British researchers have proposed a new theory for the origins of Stonehenge: It may have started as a giant burial ground for elite families (king family) around 3,000 B.C. New studies of cremated human remains excavated from the site suggest that about 500 years before the Stonehenge we know today was built, a larger stone circle was erected at the same site as a community graveyard.
Researchers studied the cremated bones of 63 individuals, and believed that they were buried around 3,000 B.C. The location of many of the cremated bodies was originally marked by bluestones. That earlier circular enclosure, which measured around 300 feet (91 meters) across, could have been the burial ground for about 200 more people, Parker Pearson said.
So what about the second stonehenge, the monument still standing in the countryside in southern England today?

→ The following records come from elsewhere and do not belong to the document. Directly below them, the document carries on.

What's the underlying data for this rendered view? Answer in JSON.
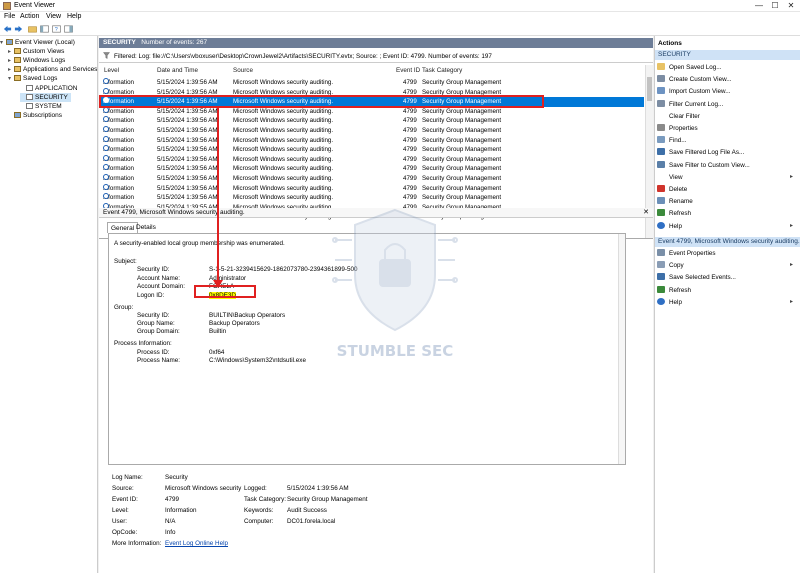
{
  "window": {
    "title": "Event Viewer",
    "controls": [
      "—",
      "☐",
      "✕"
    ]
  },
  "menu": [
    "File",
    "Action",
    "View",
    "Help"
  ],
  "tree": [
    {
      "label": "Event Viewer (Local)",
      "arrow": "v",
      "icon": "event-viewer-icon"
    },
    {
      "label": "Custom Views",
      "arrow": ">",
      "icon": "folder-icon"
    },
    {
      "label": "Windows Logs",
      "arrow": ">",
      "icon": "folder-icon"
    },
    {
      "label": "Applications and Services Lo",
      "arrow": ">",
      "icon": "folder-icon"
    },
    {
      "label": "Saved Logs",
      "arrow": "v",
      "icon": "folder-icon"
    },
    {
      "label": "APPLICATION",
      "arrow": "",
      "icon": "log-icon"
    },
    {
      "label": "SECURITY",
      "arrow": "",
      "icon": "log-icon"
    },
    {
      "label": "SYSTEM",
      "arrow": "",
      "icon": "log-icon"
    },
    {
      "label": "Subscriptions",
      "arrow": "",
      "icon": "subscriptions-icon"
    }
  ],
  "header": {
    "log": "SECURITY",
    "count": "Number of events: 267"
  },
  "filter": "Filtered: Log: file://C:\\Users\\vboxuser\\Desktop\\CrownJewel2\\Artifacts\\SECURITY.evtx; Source: ; Event ID: 4799. Number of events: 197",
  "columns": [
    "Level",
    "Date and Time",
    "Source",
    "Event ID",
    "Task Category"
  ],
  "rows": [
    {
      "level": "Information",
      "date": "5/15/2024 1:39:56 AM",
      "source": "Microsoft Windows security auditing.",
      "id": "4799",
      "task": "Security Group Management"
    },
    {
      "level": "Information",
      "date": "5/15/2024 1:39:56 AM",
      "source": "Microsoft Windows security auditing.",
      "id": "4799",
      "task": "Security Group Management"
    },
    {
      "level": "Information",
      "date": "5/15/2024 1:39:56 AM",
      "source": "Microsoft Windows security auditing.",
      "id": "4799",
      "task": "Security Group Management"
    },
    {
      "level": "Information",
      "date": "5/15/2024 1:39:56 AM",
      "source": "Microsoft Windows security auditing.",
      "id": "4799",
      "task": "Security Group Management"
    },
    {
      "level": "Information",
      "date": "5/15/2024 1:39:56 AM",
      "source": "Microsoft Windows security auditing.",
      "id": "4799",
      "task": "Security Group Management"
    },
    {
      "level": "Information",
      "date": "5/15/2024 1:39:56 AM",
      "source": "Microsoft Windows security auditing.",
      "id": "4799",
      "task": "Security Group Management"
    },
    {
      "level": "Information",
      "date": "5/15/2024 1:39:56 AM",
      "source": "Microsoft Windows security auditing.",
      "id": "4799",
      "task": "Security Group Management"
    },
    {
      "level": "Information",
      "date": "5/15/2024 1:39:56 AM",
      "source": "Microsoft Windows security auditing.",
      "id": "4799",
      "task": "Security Group Management"
    },
    {
      "level": "Information",
      "date": "5/15/2024 1:39:56 AM",
      "source": "Microsoft Windows security auditing.",
      "id": "4799",
      "task": "Security Group Management"
    },
    {
      "level": "Information",
      "date": "5/15/2024 1:39:56 AM",
      "source": "Microsoft Windows security auditing.",
      "id": "4799",
      "task": "Security Group Management"
    },
    {
      "level": "Information",
      "date": "5/15/2024 1:39:56 AM",
      "source": "Microsoft Windows security auditing.",
      "id": "4799",
      "task": "Security Group Management"
    },
    {
      "level": "Information",
      "date": "5/15/2024 1:39:56 AM",
      "source": "Microsoft Windows security auditing.",
      "id": "4799",
      "task": "Security Group Management"
    },
    {
      "level": "Information",
      "date": "5/15/2024 1:39:56 AM",
      "source": "Microsoft Windows security auditing.",
      "id": "4799",
      "task": "Security Group Management"
    },
    {
      "level": "Information",
      "date": "5/15/2024 1:39:55 AM",
      "source": "Microsoft Windows security auditing.",
      "id": "4799",
      "task": "Security Group Management"
    },
    {
      "level": "Information",
      "date": "5/15/2024 1:39:55 AM",
      "source": "Microsoft Windows security auditing.",
      "id": "4799",
      "task": "Security Group Management"
    }
  ],
  "selected_row": 2,
  "detail": {
    "header": "Event 4799, Microsoft Windows security auditing.",
    "tab_general": "General",
    "tab_details": "Details",
    "summary": "A security-enabled local group membership was enumerated.",
    "subject_label": "Subject:",
    "subject": [
      {
        "k": "Security ID:",
        "v": "S-1-5-21-3239415629-1862073780-2394361899-500"
      },
      {
        "k": "Account Name:",
        "v": "Administrator"
      },
      {
        "k": "Account Domain:",
        "v": "FORELA"
      },
      {
        "k": "Logon ID:",
        "v": "0x8DE3D"
      }
    ],
    "group_label": "Group:",
    "group": [
      {
        "k": "Security ID:",
        "v": "BUILTIN\\Backup Operators"
      },
      {
        "k": "Group Name:",
        "v": "Backup Operators"
      },
      {
        "k": "Group Domain:",
        "v": "Builtin"
      }
    ],
    "process_label": "Process Information:",
    "process": [
      {
        "k": "Process ID:",
        "v": "0xf64"
      },
      {
        "k": "Process Name:",
        "v": "C:\\Windows\\System32\\ntdsutil.exe"
      }
    ]
  },
  "properties": {
    "log_name_k": "Log Name:",
    "log_name": "Security",
    "source_k": "Source:",
    "source": "Microsoft Windows security",
    "logged_k": "Logged:",
    "logged": "5/15/2024 1:39:56 AM",
    "event_id_k": "Event ID:",
    "event_id": "4799",
    "task_k": "Task Category:",
    "task": "Security Group Management",
    "level_k": "Level:",
    "level": "Information",
    "keywords_k": "Keywords:",
    "keywords": "Audit Success",
    "user_k": "User:",
    "user": "N/A",
    "computer_k": "Computer:",
    "computer": "DC01.forela.local",
    "opcode_k": "OpCode:",
    "opcode": "Info",
    "more_k": "More Information:",
    "more": "Event Log Online Help"
  },
  "actions": {
    "title": "Actions",
    "section1": "SECURITY",
    "items1": [
      {
        "label": "Open Saved Log...",
        "icon": "open-log-icon"
      },
      {
        "label": "Create Custom View...",
        "icon": "filter-icon"
      },
      {
        "label": "Import Custom View...",
        "icon": "import-icon"
      },
      {
        "label": "Filter Current Log...",
        "icon": "filter-icon"
      },
      {
        "label": "Clear Filter",
        "icon": ""
      },
      {
        "label": "Properties",
        "icon": "properties-icon"
      },
      {
        "label": "Find...",
        "icon": "find-icon"
      },
      {
        "label": "Save Filtered Log File As...",
        "icon": "save-icon"
      },
      {
        "label": "Save Filter to Custom View...",
        "icon": "save-filter-icon"
      },
      {
        "label": "View",
        "icon": "",
        "sub": "▸"
      },
      {
        "label": "Delete",
        "icon": "delete-icon"
      },
      {
        "label": "Rename",
        "icon": "rename-icon"
      },
      {
        "label": "Refresh",
        "icon": "refresh-icon"
      },
      {
        "label": "Help",
        "icon": "help-icon",
        "sub": "▸"
      }
    ],
    "section2": "Event 4799, Microsoft Windows security auditing.",
    "items2": [
      {
        "label": "Event Properties",
        "icon": "event-properties-icon"
      },
      {
        "label": "Copy",
        "icon": "copy-icon",
        "sub": "▸"
      },
      {
        "label": "Save Selected Events...",
        "icon": "save-icon"
      },
      {
        "label": "Refresh",
        "icon": "refresh-icon"
      },
      {
        "label": "Help",
        "icon": "help-icon",
        "sub": "▸"
      }
    ]
  },
  "watermark": "STUMBLE SEC",
  "colors": {
    "selection": "#0078d7",
    "header": "#6d7d97",
    "highlight": "#e02020",
    "action_section": "#cfe2f6"
  }
}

The latest study suggested that Stonehenge should be seen less a temple of worship than a kind of building project that served to unite people from across Britain. Analysis of the remains of a Neolithic settlement near the monument indicated that thousands of people traveled from as far as Scotland to the site, bringing their livestock and families for huge feasts and celebrations during the winter and summer solstices. The animals were mostly slaughtered around nine months or 15 months after their spring births. That meant they were likely eaten in feasts during the midwinter and midsummer. – IB Times